*** THE RECORDS Section Begins ***

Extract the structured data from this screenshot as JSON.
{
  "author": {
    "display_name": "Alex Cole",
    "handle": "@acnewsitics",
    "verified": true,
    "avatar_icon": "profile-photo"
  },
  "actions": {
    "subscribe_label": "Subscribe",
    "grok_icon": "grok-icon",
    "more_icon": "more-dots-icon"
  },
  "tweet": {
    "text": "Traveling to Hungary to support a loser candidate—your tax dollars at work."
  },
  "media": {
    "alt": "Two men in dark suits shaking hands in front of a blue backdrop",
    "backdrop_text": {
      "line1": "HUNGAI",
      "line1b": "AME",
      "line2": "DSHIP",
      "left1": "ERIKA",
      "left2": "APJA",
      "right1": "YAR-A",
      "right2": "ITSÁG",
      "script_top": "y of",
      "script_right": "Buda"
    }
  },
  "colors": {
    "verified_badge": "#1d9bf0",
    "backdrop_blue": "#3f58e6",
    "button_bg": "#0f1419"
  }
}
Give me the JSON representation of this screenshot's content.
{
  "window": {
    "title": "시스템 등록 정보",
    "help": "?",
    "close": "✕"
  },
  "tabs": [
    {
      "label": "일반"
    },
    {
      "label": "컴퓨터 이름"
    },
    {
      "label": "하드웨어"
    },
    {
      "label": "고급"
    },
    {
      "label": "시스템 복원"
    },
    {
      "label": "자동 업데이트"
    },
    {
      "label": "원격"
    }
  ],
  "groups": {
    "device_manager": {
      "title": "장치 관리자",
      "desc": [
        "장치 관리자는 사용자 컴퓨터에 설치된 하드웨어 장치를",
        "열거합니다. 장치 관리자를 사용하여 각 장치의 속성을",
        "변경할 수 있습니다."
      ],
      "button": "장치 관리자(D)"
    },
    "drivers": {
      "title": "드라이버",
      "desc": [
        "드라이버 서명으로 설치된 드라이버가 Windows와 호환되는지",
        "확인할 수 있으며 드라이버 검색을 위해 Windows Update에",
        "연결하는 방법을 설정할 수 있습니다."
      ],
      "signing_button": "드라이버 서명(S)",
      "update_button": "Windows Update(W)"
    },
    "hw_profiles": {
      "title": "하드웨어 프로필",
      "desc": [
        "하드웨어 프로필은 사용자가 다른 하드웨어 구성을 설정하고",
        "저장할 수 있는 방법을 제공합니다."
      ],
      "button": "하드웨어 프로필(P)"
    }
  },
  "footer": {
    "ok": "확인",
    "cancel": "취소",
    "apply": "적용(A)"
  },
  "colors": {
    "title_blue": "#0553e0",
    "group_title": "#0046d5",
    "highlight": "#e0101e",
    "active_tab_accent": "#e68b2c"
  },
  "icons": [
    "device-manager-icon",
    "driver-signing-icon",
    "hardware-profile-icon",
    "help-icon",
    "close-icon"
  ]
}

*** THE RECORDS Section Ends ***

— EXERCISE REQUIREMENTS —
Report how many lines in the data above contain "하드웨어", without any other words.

— RESULT FOR THIS TASK —
5